_WORK REQUIRED_:
Where does the word "Sign" appear in the entries below? Copy each line that holds it.

_RECORDS FOR PROCESSING_:
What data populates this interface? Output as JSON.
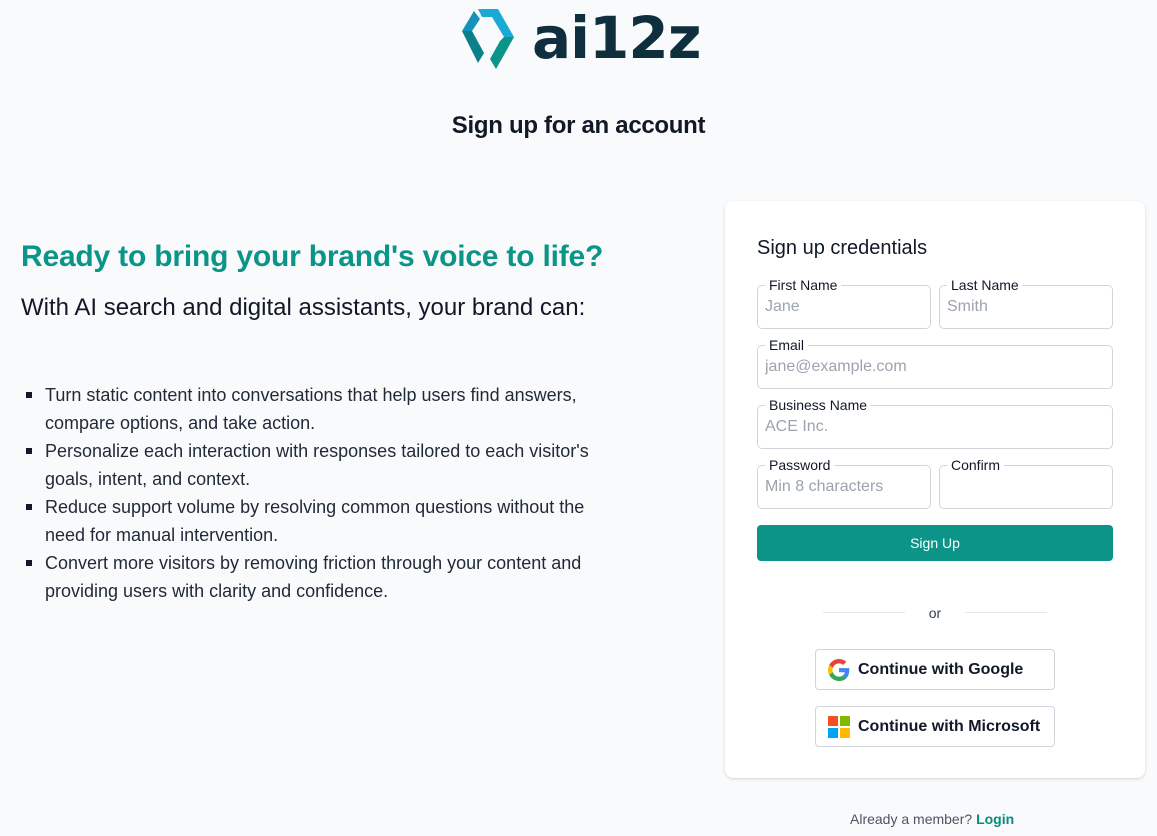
{
  "brand": {
    "name": "ai12z",
    "colors": {
      "teal": "#0d9488",
      "dark": "#0f2e3e",
      "accent": "#1ba9d6"
    }
  },
  "page_title": "Sign up for an account",
  "hero": {
    "heading": "Ready to bring your brand's voice to life?",
    "subheading": "With AI search and digital assistants, your brand can:",
    "benefits": [
      "Turn static content into conversations that help users find answers, compare options, and take action.",
      "Personalize each interaction with responses tailored to each visitor's goals, intent, and context.",
      "Reduce support volume by resolving common questions without the need for manual intervention.",
      "Convert more visitors by removing friction through your content and providing users with clarity and confidence."
    ]
  },
  "form": {
    "title": "Sign up credentials",
    "first_name": {
      "label": "First Name",
      "placeholder": "Jane",
      "value": ""
    },
    "last_name": {
      "label": "Last Name",
      "placeholder": "Smith",
      "value": ""
    },
    "email": {
      "label": "Email",
      "placeholder": "jane@example.com",
      "value": ""
    },
    "business_name": {
      "label": "Business Name",
      "placeholder": "ACE Inc.",
      "value": ""
    },
    "password": {
      "label": "Password",
      "placeholder": "Min 8 characters",
      "value": ""
    },
    "confirm": {
      "label": "Confirm",
      "placeholder": "",
      "value": ""
    },
    "submit_label": "Sign Up",
    "or_text": "or",
    "google_label": "Continue with Google",
    "microsoft_label": "Continue with Microsoft"
  },
  "footer": {
    "prompt": "Already a member?",
    "login_label": "Login"
  },
  "icons": {
    "logo": "ai12z-logo-mark",
    "google": "google-g-icon",
    "microsoft": "microsoft-icon"
  }
}
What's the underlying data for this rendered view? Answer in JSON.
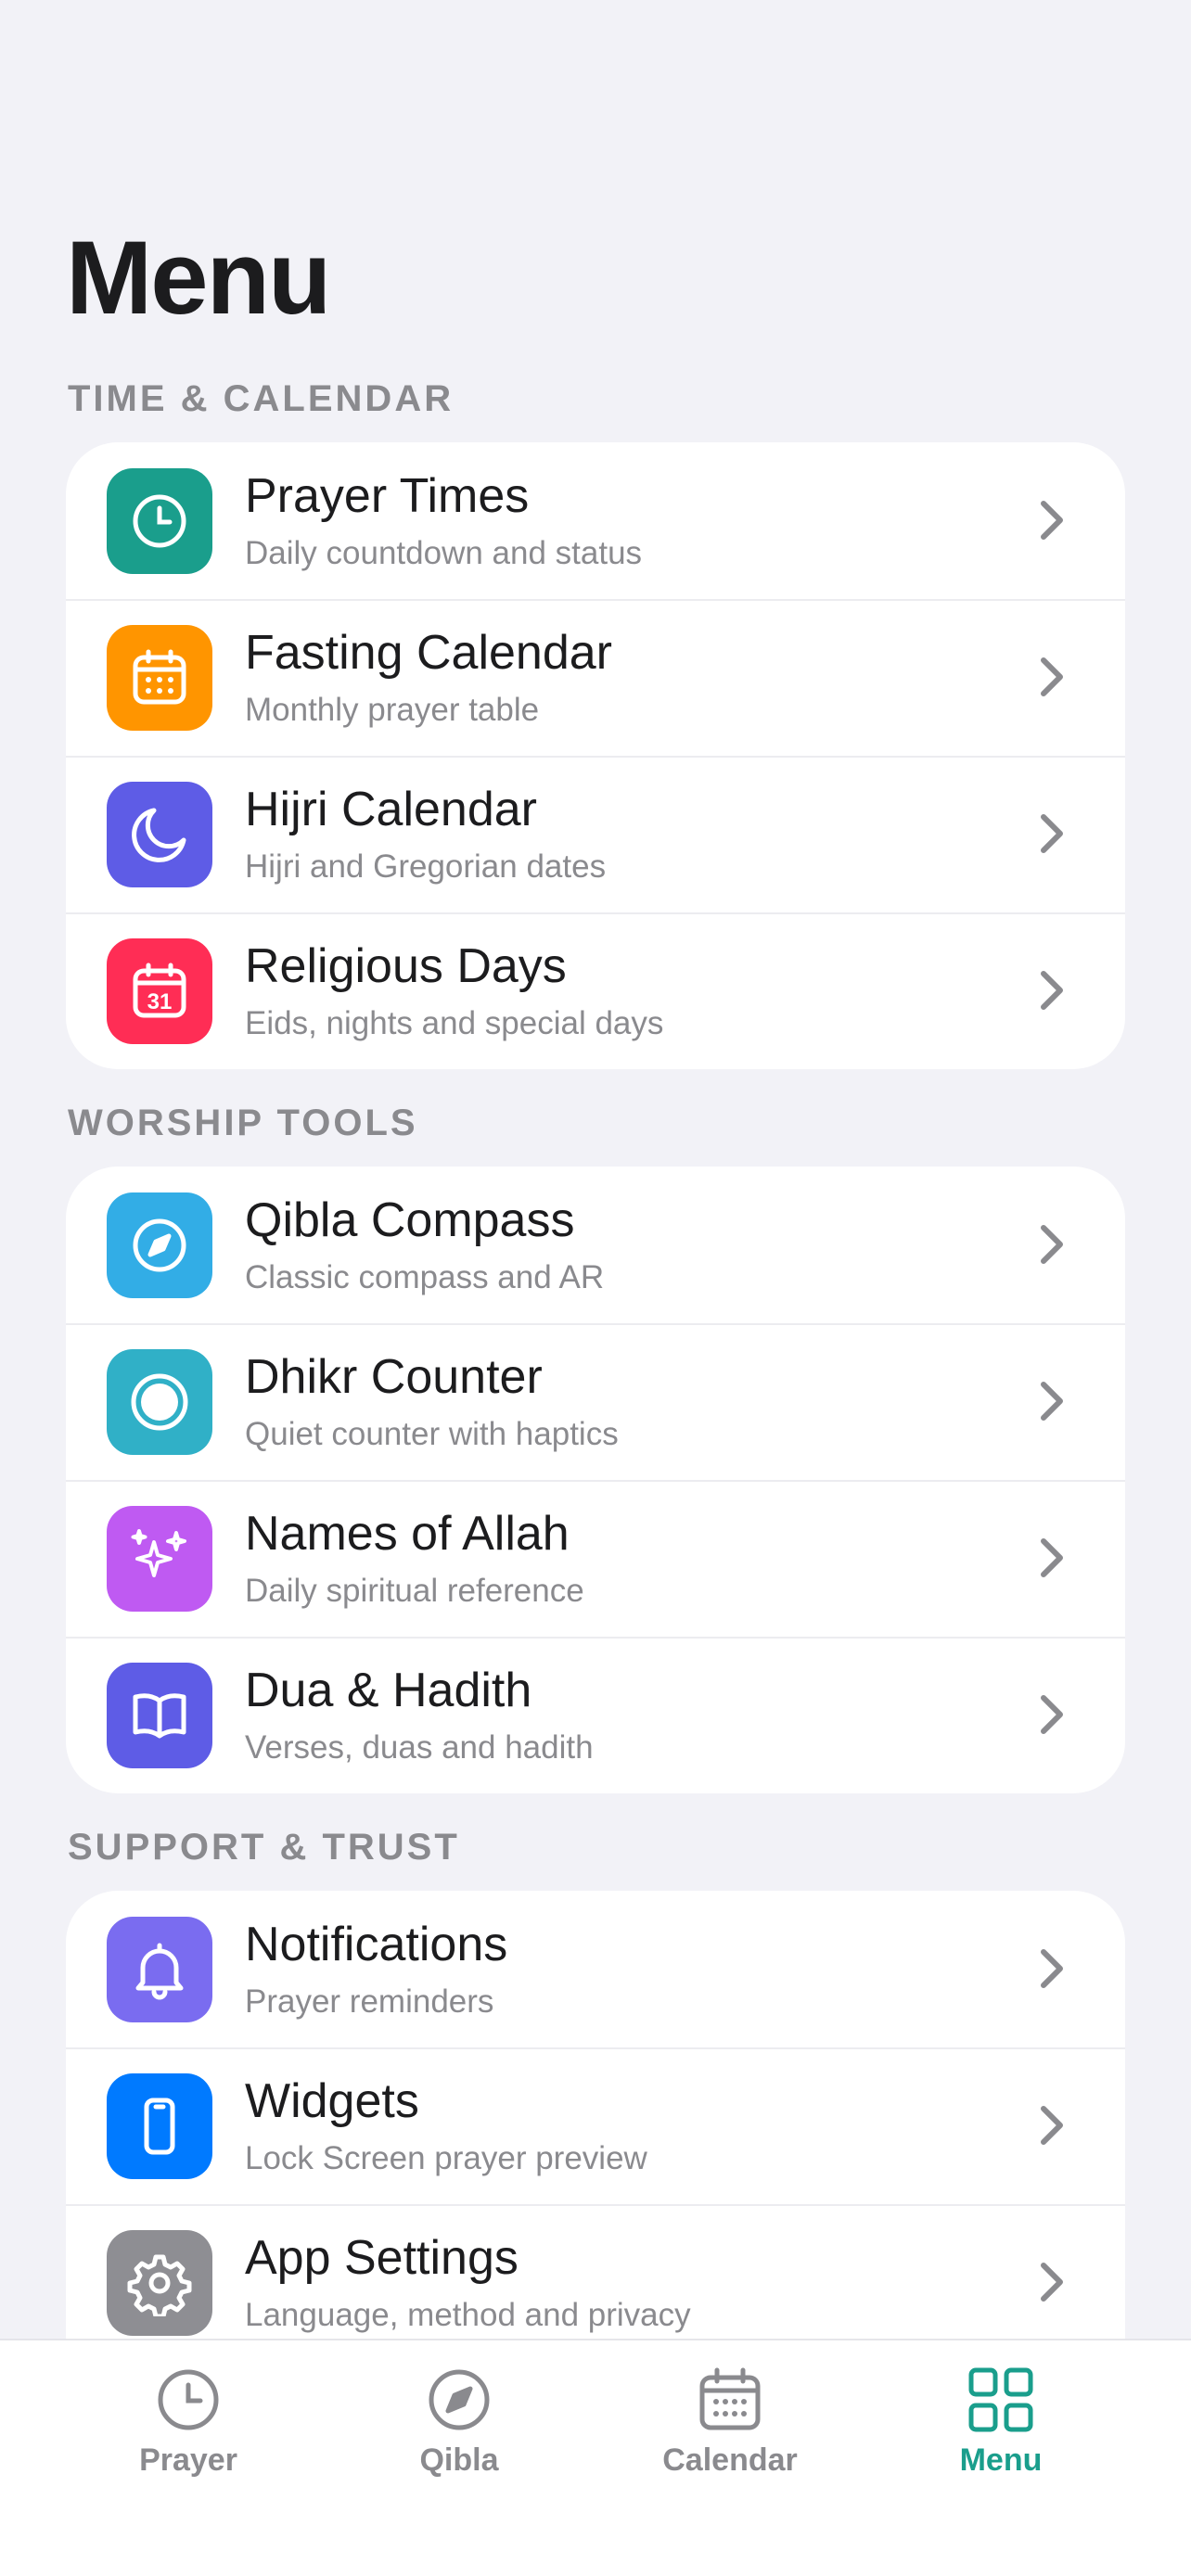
{
  "page_title": "Menu",
  "colors": {
    "accent": "#1a9e8c",
    "background": "#f2f2f7",
    "card": "#ffffff",
    "secondary_text": "#8a8a8e"
  },
  "sections": [
    {
      "header": "TIME & CALENDAR",
      "items": [
        {
          "title": "Prayer Times",
          "subtitle": "Daily countdown and status",
          "icon": "clock-icon",
          "color": "#1a9e8c"
        },
        {
          "title": "Fasting Calendar",
          "subtitle": "Monthly prayer table",
          "icon": "calendar-grid-icon",
          "color": "#ff9500"
        },
        {
          "title": "Hijri Calendar",
          "subtitle": "Hijri and Gregorian dates",
          "icon": "moon-icon",
          "color": "#5e5ce6"
        },
        {
          "title": "Religious Days",
          "subtitle": "Eids, nights and special days",
          "icon": "calendar-31-icon",
          "color": "#ff2d55"
        }
      ]
    },
    {
      "header": "WORSHIP TOOLS",
      "items": [
        {
          "title": "Qibla Compass",
          "subtitle": "Classic compass and AR",
          "icon": "compass-icon",
          "color": "#32ade6"
        },
        {
          "title": "Dhikr Counter",
          "subtitle": "Quiet counter with haptics",
          "icon": "circle-icon",
          "color": "#30b0c7"
        },
        {
          "title": "Names of Allah",
          "subtitle": "Daily spiritual reference",
          "icon": "sparkles-icon",
          "color": "#bf5af2"
        },
        {
          "title": "Dua & Hadith",
          "subtitle": "Verses, duas and hadith",
          "icon": "book-icon",
          "color": "#5e5ce6"
        }
      ]
    },
    {
      "header": "SUPPORT & TRUST",
      "items": [
        {
          "title": "Notifications",
          "subtitle": "Prayer reminders",
          "icon": "bell-icon",
          "color": "#7a6cf0"
        },
        {
          "title": "Widgets",
          "subtitle": "Lock Screen prayer preview",
          "icon": "phone-icon",
          "color": "#007aff"
        },
        {
          "title": "App Settings",
          "subtitle": "Language, method and privacy",
          "icon": "gear-icon",
          "color": "#8e8e93"
        }
      ]
    }
  ],
  "tab_bar": {
    "tabs": [
      {
        "label": "Prayer",
        "icon": "clock-icon",
        "active": false
      },
      {
        "label": "Qibla",
        "icon": "compass-icon",
        "active": false
      },
      {
        "label": "Calendar",
        "icon": "calendar-icon",
        "active": false
      },
      {
        "label": "Menu",
        "icon": "grid-icon",
        "active": true
      }
    ]
  }
}
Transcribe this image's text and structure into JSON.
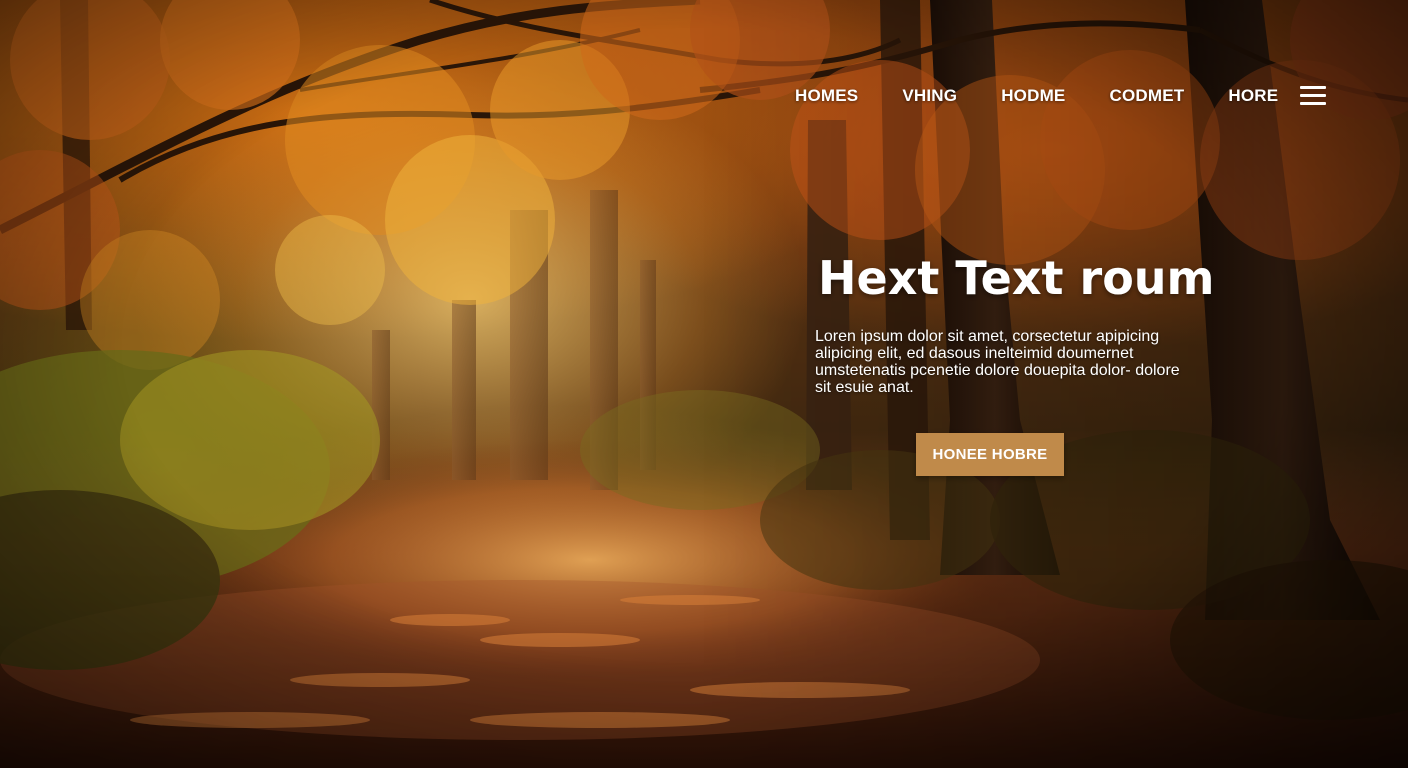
{
  "nav": {
    "items": [
      {
        "label": "HOMES"
      },
      {
        "label": "VHING"
      },
      {
        "label": "HODME"
      },
      {
        "label": "CODMET"
      },
      {
        "label": "HORE"
      }
    ],
    "menu_icon": "hamburger-menu-icon"
  },
  "hero": {
    "title": "Hext Text roum",
    "body": "Loren ipsum dolor sit amet, corsectetur apipicing alipicing elit, ed dasous inelteimid doumernet umstetenatis pcenetie dolore douepita dolor- dolore sit esuie anat.",
    "button_label": "HONEE HOBRE"
  },
  "colors": {
    "button_background": "#c08a4a",
    "text": "#ffffff",
    "foliage_orange": "#d9741c",
    "foliage_gold": "#f0b43c"
  }
}
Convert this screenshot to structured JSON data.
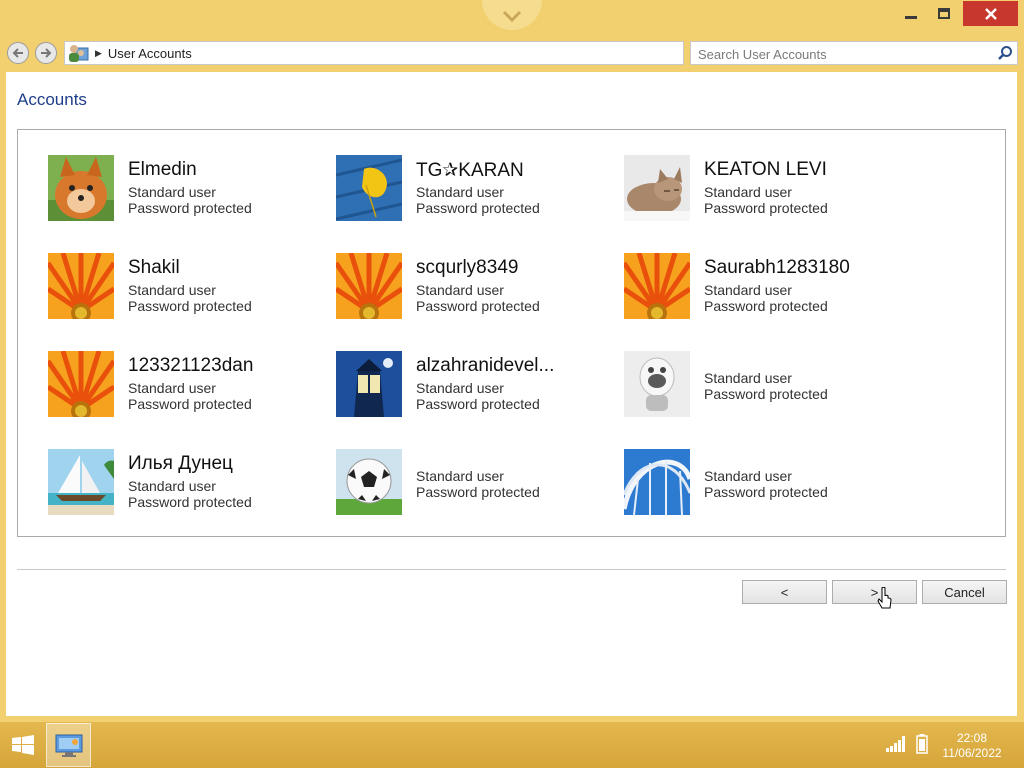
{
  "window": {
    "breadcrumb": "User Accounts",
    "search_placeholder": "Search User Accounts",
    "controls": {
      "minimize": "minimize-icon",
      "maximize": "maximize-icon",
      "close": "close-icon"
    }
  },
  "page": {
    "heading": "Accounts"
  },
  "accounts": [
    {
      "name": "Elmedin",
      "type": "Standard user",
      "status": "Password protected",
      "picture": "pomeranian-dog"
    },
    {
      "name": "TG✰KARAN",
      "type": "Standard user",
      "status": "Password protected",
      "picture": "yellow-leaf-on-blue-wood"
    },
    {
      "name": "KEATON LEVI",
      "type": "Standard user",
      "status": "Password protected",
      "picture": "sleeping-kitten"
    },
    {
      "name": "Shakil",
      "type": "Standard user",
      "status": "Password protected",
      "picture": "orange-flower"
    },
    {
      "name": "scqurly8349",
      "type": "Standard user",
      "status": "Password protected",
      "picture": "orange-flower"
    },
    {
      "name": "Saurabh1283180",
      "type": "Standard user",
      "status": "Password protected",
      "picture": "orange-flower"
    },
    {
      "name": "123321123dan",
      "type": "Standard user",
      "status": "Password protected",
      "picture": "orange-flower"
    },
    {
      "name": "alzahranidevel...",
      "type": "Standard user",
      "status": "Password protected",
      "picture": "lighthouse"
    },
    {
      "name": "",
      "type": "Standard user",
      "status": "Password protected",
      "picture": "robot-figure"
    },
    {
      "name": "Илья Дунец",
      "type": "Standard user",
      "status": "Password protected",
      "picture": "sailboat-beach"
    },
    {
      "name": "",
      "type": "Standard user",
      "status": "Password protected",
      "picture": "soccer-ball"
    },
    {
      "name": "",
      "type": "Standard user",
      "status": "Password protected",
      "picture": "roller-coaster"
    }
  ],
  "buttons": {
    "prev": "<",
    "next": ">",
    "cancel": "Cancel"
  },
  "taskbar": {
    "time": "22:08",
    "date": "11/06/2022"
  },
  "colors": {
    "accent_heading": "#1e3e8a",
    "frame": "#f2d070",
    "close_button": "#c7372d"
  }
}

_WRITTEN RESPONSE_:
  "page_title": "Sign up for an account",
    "title": "Sign up credentials",
    "submit_label": "Sign Up",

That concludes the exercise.